Since there is evidence that ECHR Article 9 (2) is engaged (the protection of the rights of others) it seems that there is an obligation on the state not only to respond to these issues through imposing and enforcing statutory duties but to do so effectively. In other words, a proportionate response needs to be an effective response.

It is in those circumstances that the panel believes that some degree of regulation is required to achieve that response. This approach is essentially procedural rather than substantive. It is designed to preserve the right of women to seek a religious divorce without risking exposure to discriminatory practices. It is to be noted that in speaking with the sharia councils, none were opposed to some form of regulation and some positively welcomed it.

So they propose is state regulatory body – a quango (they specify “similar to OFSTED”) – to ensure that sharia councils comply with UK law.

This will lead to the inevitable diminution of religious liberty for all.

If the Government establishes a regulatory quango (comprised of unaccountable and immovable state inquisitors) to ensure that sharia councils comply with all aspects of equality legislation and adhere to all precepts of ‘British values‘, apart from the tacit state recognition of sharia law which such a quango would confer, it is difficult to see how equality and anti-discrimination legislation could resist demands for such a quango to oversee (ie regulate) Beth Din (rabbinical courts) and Roman Catholic tribunals.

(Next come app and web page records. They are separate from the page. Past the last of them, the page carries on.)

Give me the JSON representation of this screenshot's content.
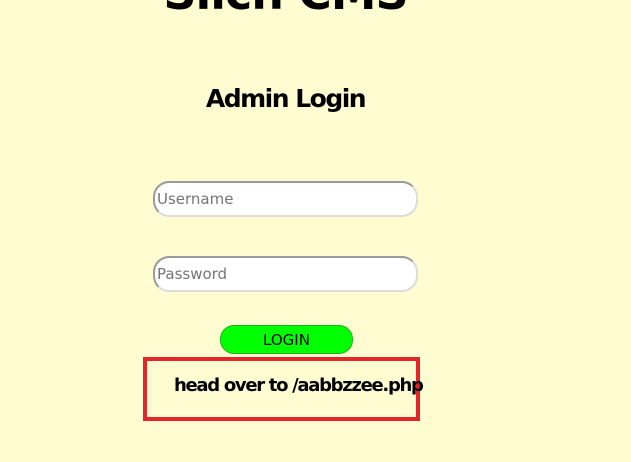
{
  "site": {
    "title": "Silch CMS"
  },
  "login_form": {
    "heading": "Admin Login",
    "username": {
      "value": "",
      "placeholder": "Username"
    },
    "password": {
      "value": "",
      "placeholder": "Password"
    },
    "submit_label": "LOGIN"
  },
  "annotation": {
    "text": "head over to /aabbzzee.php",
    "border_color": "#e3262a"
  },
  "colors": {
    "background": "#fffcd1",
    "button": "#00ff00"
  }
}
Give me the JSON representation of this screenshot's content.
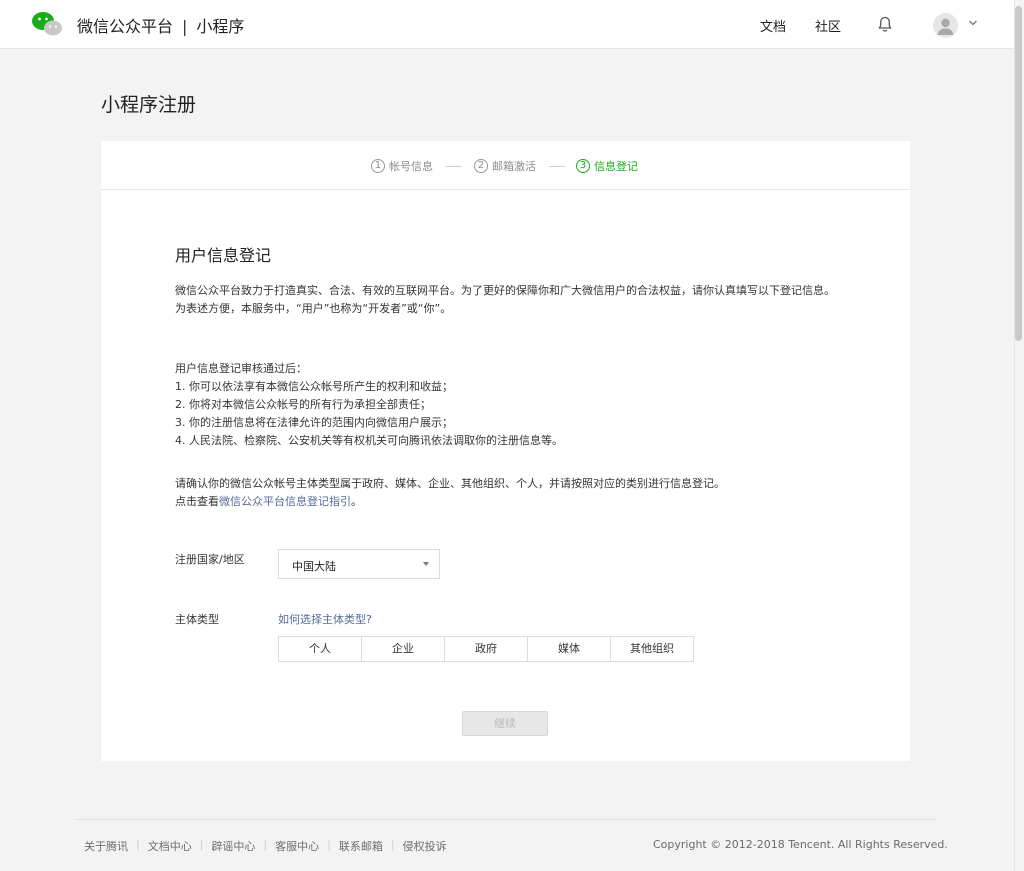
{
  "header": {
    "brand_name": "微信公众平台",
    "brand_sep": "|",
    "brand_product": "小程序",
    "nav": [
      "文档",
      "社区"
    ]
  },
  "page": {
    "title": "小程序注册"
  },
  "steps": [
    {
      "num": "1",
      "label": "帐号信息"
    },
    {
      "num": "2",
      "label": "邮箱激活"
    },
    {
      "num": "3",
      "label": "信息登记"
    }
  ],
  "form": {
    "section_title": "用户信息登记",
    "intro": [
      "微信公众平台致力于打造真实、合法、有效的互联网平台。为了更好的保障你和广大微信用户的合法权益，请你认真填写以下登记信息。",
      "为表述方便，本服务中，“用户”也称为“开发者”或“你”。"
    ],
    "after_heading": "用户信息登记审核通过后：",
    "after_items": [
      "1. 你可以依法享有本微信公众帐号所产生的权利和收益；",
      "2. 你将对本微信公众帐号的所有行为承担全部责任；",
      "3. 你的注册信息将在法律允许的范围内向微信用户展示；",
      "4. 人民法院、检察院、公安机关等有权机关可向腾讯依法调取你的注册信息等。"
    ],
    "confirm_text": "请确认你的微信公众帐号主体类型属于政府、媒体、企业、其他组织、个人，并请按照对应的类别进行信息登记。",
    "guide_prefix": "点击查看",
    "guide_link": "微信公众平台信息登记指引",
    "guide_suffix": "。",
    "country_label": "注册国家/地区",
    "country_value": "中国大陆",
    "type_label": "主体类型",
    "type_help": "如何选择主体类型?",
    "types": [
      "个人",
      "企业",
      "政府",
      "媒体",
      "其他组织"
    ],
    "continue_label": "继续"
  },
  "footer": {
    "links": [
      "关于腾讯",
      "文档中心",
      "辟谣中心",
      "客服中心",
      "联系邮箱",
      "侵权投诉"
    ],
    "copyright": "Copyright © 2012-2018 Tencent. All Rights Reserved."
  },
  "colors": {
    "accent_green": "#1aad19",
    "link_blue": "#576b95"
  }
}
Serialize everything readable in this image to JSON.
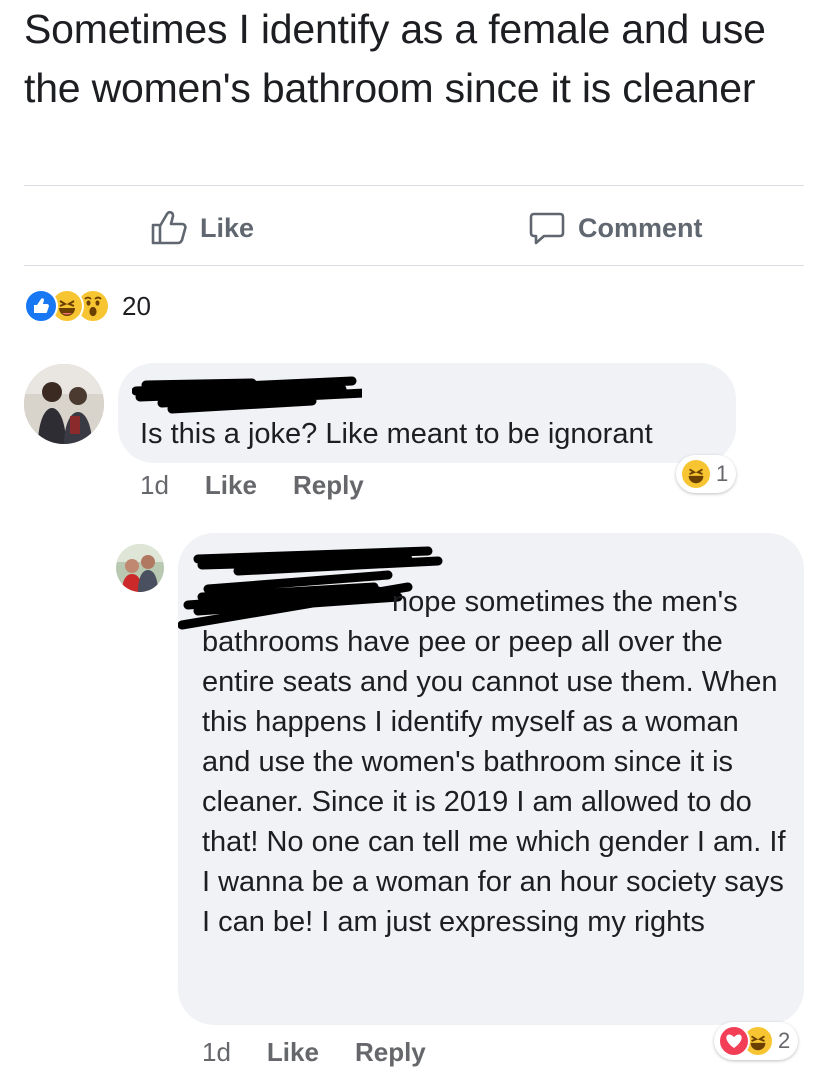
{
  "post": {
    "text": "Sometimes I identify as a female and use the women's bathroom since it is cleaner"
  },
  "actions": {
    "like_label": "Like",
    "comment_label": "Comment"
  },
  "reactions": {
    "icons": [
      "like-icon",
      "haha-icon",
      "wow-icon"
    ],
    "count": "20"
  },
  "comments": [
    {
      "text": "Is this a joke? Like meant to be ignorant",
      "time": "1d",
      "like_label": "Like",
      "reply_label": "Reply",
      "reaction_icons": [
        "haha-icon"
      ],
      "reaction_count": "1"
    },
    {
      "text": "nope sometimes the men's bathrooms have pee or peep all over the entire seats and you cannot use them. When this happens I identify myself as a woman and use the women's bathroom since it is cleaner. Since it is 2019 I am allowed to do that! No one can tell me which gender I am. If I wanna be a woman for an hour society says I can be! I am just expressing my rights",
      "time": "1d",
      "like_label": "Like",
      "reply_label": "Reply",
      "reaction_icons": [
        "love-icon",
        "haha-icon"
      ],
      "reaction_count": "2"
    }
  ],
  "colors": {
    "like_blue": "#1877f2",
    "haha_yellow": "#f7c531",
    "love_red": "#f33e58",
    "bubble_gray": "#f0f2f5",
    "meta_gray": "#65676b"
  }
}
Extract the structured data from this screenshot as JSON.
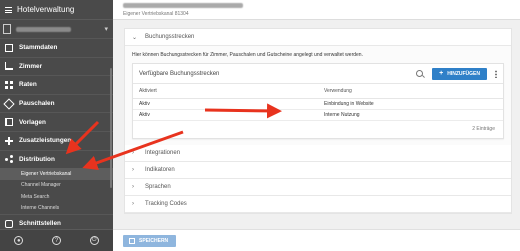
{
  "sidebar": {
    "title": "Hotelverwaltung",
    "items": [
      {
        "label": "Stammdaten",
        "icon": "building-icon"
      },
      {
        "label": "Zimmer",
        "icon": "bed-icon"
      },
      {
        "label": "Raten",
        "icon": "grid-icon"
      },
      {
        "label": "Pauschalen",
        "icon": "tag-icon"
      },
      {
        "label": "Vorlagen",
        "icon": "book-icon"
      },
      {
        "label": "Zusatzleistungen",
        "icon": "plus-icon"
      },
      {
        "label": "Distribution",
        "icon": "share-icon"
      }
    ],
    "distribution_sub": [
      {
        "label": "Eigener Vertriebskanal"
      },
      {
        "label": "Channel Manager"
      },
      {
        "label": "Meta Search"
      },
      {
        "label": "Interne Channels"
      }
    ],
    "last_item": {
      "label": "Schnittstellen",
      "icon": "api-icon"
    },
    "footer_icons": [
      "user-icon",
      "help-icon",
      "power-icon"
    ],
    "footer_help_glyph": "?"
  },
  "topbar": {
    "subtitle": "Eigener Vertriebskanal 81304"
  },
  "main": {
    "sections": [
      {
        "label": "Buchungsstrecken",
        "expanded": true
      },
      {
        "label": "Integrationen"
      },
      {
        "label": "Indikatoren"
      },
      {
        "label": "Sprachen"
      },
      {
        "label": "Tracking Codes"
      }
    ],
    "description": "Hier können Buchungsstrecken für Zimmer, Pauschalen und Gutscheine angelegt und verwaltet werden.",
    "card": {
      "title": "Verfügbare Buchungsstrecken",
      "add_label": "HINZUFÜGEN",
      "columns": [
        "Aktiviert",
        "Verwendung"
      ],
      "rows": [
        [
          "Aktiv",
          "Einbindung in Website"
        ],
        [
          "Aktiv",
          "Interne Nutzung"
        ]
      ],
      "count": "2 Einträge"
    }
  },
  "savebar": {
    "label": "SPEICHERN"
  },
  "colors": {
    "accent": "#2f80c8",
    "sidebar": "#4a4a4a",
    "arrow": "#e8331e"
  }
}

It is therefore reassuring that the Home Office has confirmed:

“We will not be taking forward the review’s recommendation to regulate sharia councils. Sharia law has no jurisdiction in the UK and we would not facilitate or endorse regulation, which could present councils as an alternative to UK laws.

“In Britain, we have a long tradition of freedom of worship and religious tolerance, where many people of different faiths follow religious codes and practices, and benefit from their guidance. The government has no intention of changing this position.”

It is heartening indeed to see that the Government prioritises freedom of worship (how one wishes they had said ‘freedom of religion’), but this leaves us with something of a predicament, which the report notes:

That raises a dilemma: either the state withholds further intervention or it risks intervention being perceived as conferring legitimacy upon sharia councils and thereby creating a parallel legal system.

One either regulates all religious tribunals and councils equally to ensure compliance with state orthodoxy, or one regulates sharia councils exclusively, which is patently discriminatory, if not ‘Islamophobic’. How do you solve a problem like sharia?